- What this task involves
Report each line of the records where "content" occurs.

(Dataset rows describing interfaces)
┌──
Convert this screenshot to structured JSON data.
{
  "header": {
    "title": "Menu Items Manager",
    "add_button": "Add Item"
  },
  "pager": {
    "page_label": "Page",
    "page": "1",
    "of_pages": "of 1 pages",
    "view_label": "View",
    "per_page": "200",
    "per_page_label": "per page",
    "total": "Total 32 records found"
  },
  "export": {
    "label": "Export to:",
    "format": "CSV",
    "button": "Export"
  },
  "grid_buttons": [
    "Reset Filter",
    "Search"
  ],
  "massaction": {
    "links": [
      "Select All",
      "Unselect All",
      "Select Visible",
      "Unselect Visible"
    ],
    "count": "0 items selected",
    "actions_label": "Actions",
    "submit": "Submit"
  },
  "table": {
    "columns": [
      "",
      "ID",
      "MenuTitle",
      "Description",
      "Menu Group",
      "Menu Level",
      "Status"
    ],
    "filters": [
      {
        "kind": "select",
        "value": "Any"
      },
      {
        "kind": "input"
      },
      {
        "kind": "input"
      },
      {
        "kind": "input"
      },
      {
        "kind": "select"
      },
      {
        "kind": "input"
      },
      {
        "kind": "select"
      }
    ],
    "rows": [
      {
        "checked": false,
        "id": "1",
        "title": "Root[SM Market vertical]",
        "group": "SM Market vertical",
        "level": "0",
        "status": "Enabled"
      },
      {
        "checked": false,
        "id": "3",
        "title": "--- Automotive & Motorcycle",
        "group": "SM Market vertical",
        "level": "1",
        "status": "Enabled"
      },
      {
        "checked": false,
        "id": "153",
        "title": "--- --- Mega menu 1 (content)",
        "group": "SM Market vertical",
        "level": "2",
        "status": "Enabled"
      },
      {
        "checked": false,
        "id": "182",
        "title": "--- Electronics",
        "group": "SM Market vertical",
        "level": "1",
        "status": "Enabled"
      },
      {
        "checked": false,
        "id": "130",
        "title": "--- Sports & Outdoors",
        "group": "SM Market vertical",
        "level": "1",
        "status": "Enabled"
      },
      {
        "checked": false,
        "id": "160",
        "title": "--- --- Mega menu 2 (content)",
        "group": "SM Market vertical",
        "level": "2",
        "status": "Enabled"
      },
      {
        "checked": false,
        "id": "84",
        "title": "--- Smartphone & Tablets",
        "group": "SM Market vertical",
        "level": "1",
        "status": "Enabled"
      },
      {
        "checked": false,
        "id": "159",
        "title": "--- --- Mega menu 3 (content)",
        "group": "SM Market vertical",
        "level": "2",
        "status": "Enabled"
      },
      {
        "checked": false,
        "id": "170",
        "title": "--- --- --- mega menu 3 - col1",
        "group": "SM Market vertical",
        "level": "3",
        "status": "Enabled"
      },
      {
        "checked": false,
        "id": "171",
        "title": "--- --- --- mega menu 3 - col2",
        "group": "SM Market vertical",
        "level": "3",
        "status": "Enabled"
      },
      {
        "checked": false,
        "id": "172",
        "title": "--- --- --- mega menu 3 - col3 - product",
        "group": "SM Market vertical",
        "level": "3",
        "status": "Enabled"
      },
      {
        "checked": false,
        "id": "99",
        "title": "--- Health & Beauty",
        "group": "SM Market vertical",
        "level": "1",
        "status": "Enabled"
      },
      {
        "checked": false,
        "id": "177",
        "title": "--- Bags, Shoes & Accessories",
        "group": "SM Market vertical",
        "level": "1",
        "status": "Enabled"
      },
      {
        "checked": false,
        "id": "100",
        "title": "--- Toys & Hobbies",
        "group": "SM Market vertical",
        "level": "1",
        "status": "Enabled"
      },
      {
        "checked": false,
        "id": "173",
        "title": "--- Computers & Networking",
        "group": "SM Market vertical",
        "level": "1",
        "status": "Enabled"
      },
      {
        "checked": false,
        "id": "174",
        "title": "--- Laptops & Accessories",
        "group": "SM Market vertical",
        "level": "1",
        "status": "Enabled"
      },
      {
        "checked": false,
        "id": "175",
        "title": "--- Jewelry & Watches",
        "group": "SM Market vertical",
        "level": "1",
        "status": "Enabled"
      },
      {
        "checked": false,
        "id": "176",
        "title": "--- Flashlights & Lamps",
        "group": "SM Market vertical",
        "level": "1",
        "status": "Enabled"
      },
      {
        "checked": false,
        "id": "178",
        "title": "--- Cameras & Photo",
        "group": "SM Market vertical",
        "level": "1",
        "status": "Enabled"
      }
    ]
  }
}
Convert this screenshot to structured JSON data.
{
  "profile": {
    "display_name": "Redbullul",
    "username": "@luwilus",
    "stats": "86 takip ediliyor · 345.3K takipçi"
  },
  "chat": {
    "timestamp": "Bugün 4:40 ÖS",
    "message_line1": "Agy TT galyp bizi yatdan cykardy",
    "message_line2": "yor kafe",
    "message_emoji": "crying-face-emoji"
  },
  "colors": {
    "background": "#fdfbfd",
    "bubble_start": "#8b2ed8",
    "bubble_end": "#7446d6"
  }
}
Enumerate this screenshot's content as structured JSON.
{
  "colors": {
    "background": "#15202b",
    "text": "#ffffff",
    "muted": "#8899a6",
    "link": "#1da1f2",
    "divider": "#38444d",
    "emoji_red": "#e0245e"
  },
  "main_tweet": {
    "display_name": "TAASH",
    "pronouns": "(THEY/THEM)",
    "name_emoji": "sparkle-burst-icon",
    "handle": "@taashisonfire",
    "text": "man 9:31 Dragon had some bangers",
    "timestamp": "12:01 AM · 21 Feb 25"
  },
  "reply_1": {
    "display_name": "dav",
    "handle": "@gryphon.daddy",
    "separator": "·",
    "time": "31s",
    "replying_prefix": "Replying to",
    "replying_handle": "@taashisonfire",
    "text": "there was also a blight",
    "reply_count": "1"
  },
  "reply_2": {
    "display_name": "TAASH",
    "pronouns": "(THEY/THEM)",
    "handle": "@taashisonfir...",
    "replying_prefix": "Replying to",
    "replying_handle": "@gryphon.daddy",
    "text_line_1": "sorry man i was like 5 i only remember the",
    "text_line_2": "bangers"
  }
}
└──
- Solved problem
        "title": "--- --- Mega menu 1 (content)",
        "title": "--- --- Mega menu 2 (content)",
        "title": "--- --- Mega menu 3 (content)",
Enumerate this screenshot's content as structured JSON.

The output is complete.